What is muscular dystrophy?

Muscle dystrophy is a genetic disorder that includes a variety of different types, but is summed up as a disease by which the body weakens over time, as the muscles progressively lose mass. 

The types of muscle dystrophy include: Duchenne, Becker, Emery-Dreifuss, limb-girdle, facioscapulohumeral, myotonic, and congenital muscular dystrophy. The most common among these types of muscle dystrophy is Duchenne muscular dystrophy.  This specific disease is most often seen in younger children, primarily males, but can be seen in other cases as well.  As the disease worsens, muscles will begin to grow weaker, as well as difficulty breathing.  This can also lead to trouble swallowing foods, requiring close care for the more severe cases of muscle dystrophy.

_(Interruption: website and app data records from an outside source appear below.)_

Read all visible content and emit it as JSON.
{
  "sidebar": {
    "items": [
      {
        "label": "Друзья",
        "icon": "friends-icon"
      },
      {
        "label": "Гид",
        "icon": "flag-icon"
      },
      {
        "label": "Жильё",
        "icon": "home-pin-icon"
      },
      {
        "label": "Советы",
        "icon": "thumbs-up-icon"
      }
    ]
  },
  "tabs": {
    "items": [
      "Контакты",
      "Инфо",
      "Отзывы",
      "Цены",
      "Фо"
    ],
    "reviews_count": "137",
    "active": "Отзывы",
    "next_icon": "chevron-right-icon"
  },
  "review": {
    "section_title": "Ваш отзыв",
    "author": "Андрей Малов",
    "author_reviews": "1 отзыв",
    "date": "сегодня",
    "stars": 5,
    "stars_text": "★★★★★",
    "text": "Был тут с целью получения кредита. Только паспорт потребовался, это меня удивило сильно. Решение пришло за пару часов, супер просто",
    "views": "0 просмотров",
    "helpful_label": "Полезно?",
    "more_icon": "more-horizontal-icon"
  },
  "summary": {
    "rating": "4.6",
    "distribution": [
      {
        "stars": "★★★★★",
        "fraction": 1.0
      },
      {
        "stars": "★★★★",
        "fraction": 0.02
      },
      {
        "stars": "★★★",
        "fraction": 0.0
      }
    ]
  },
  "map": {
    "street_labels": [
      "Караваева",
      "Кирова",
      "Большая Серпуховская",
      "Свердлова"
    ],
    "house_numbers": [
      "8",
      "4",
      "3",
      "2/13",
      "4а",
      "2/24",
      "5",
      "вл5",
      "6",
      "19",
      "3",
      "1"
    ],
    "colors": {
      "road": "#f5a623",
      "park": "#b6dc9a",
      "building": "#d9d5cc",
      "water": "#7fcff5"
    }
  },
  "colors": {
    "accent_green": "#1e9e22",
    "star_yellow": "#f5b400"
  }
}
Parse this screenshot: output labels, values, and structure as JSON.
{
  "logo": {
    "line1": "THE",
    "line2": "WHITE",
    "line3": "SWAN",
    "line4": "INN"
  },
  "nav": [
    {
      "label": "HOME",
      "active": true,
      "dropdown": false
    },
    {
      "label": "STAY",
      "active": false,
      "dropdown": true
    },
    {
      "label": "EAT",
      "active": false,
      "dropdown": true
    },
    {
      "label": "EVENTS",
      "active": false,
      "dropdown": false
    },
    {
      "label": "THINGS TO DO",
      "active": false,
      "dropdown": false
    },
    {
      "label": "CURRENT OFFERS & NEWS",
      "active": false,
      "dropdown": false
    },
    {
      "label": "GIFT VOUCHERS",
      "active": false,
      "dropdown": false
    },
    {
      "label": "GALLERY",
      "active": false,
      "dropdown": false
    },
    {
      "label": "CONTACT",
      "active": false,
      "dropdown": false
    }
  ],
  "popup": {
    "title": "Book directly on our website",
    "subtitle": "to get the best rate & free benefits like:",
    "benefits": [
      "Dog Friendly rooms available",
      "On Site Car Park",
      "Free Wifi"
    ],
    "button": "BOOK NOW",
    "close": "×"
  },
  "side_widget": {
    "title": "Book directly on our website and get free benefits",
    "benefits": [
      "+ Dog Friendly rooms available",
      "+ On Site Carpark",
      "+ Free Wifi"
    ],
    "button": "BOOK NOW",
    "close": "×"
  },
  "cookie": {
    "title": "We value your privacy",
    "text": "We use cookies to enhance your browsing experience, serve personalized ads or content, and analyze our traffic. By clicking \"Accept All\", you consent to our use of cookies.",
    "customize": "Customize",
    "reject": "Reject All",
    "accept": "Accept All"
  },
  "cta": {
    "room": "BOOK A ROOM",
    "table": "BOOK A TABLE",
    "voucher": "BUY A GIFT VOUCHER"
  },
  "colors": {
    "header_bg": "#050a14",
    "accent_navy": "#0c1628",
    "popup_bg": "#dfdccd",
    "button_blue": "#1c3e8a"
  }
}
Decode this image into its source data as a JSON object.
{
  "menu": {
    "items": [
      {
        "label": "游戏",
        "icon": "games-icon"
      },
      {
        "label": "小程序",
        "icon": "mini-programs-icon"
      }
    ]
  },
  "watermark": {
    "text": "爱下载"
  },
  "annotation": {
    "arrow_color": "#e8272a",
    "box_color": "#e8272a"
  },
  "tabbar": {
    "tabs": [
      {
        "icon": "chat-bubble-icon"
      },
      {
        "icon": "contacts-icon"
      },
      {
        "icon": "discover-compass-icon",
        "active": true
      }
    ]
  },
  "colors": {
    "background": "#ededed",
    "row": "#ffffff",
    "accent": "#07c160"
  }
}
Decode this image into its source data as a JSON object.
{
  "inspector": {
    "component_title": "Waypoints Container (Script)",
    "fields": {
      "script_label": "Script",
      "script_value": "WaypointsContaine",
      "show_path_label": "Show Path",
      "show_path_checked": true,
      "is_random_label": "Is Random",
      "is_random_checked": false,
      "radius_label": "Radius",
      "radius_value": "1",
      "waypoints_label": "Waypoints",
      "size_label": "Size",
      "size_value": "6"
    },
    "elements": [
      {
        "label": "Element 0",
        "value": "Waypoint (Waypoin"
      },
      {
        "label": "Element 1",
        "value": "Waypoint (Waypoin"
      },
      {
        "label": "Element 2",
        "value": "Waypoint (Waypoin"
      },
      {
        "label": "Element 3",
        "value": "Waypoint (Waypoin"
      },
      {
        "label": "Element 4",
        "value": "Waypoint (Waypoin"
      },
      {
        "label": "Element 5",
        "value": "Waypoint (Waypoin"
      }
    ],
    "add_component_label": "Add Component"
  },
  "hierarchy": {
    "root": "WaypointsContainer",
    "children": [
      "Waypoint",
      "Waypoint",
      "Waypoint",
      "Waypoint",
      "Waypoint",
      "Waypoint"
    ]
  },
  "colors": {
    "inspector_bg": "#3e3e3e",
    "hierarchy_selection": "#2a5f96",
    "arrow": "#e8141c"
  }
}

Muscle dystrophy originates from mutations that ultimately disable the production of the muscle proteins essential for producing as well as maintaining healthy muscles.  The region in which the mutations become present are on the X chromosome.  Although the different types of dystrophy come with a different set of mutations, all forms disable the body’s ability to produce what is known as dystrophin.  Dystrophin is a protein responsible for constructing and repairing muscles.   The disease is genetic, and is more likely to be seen in individuals who have a family where muscle dystrophy has been present.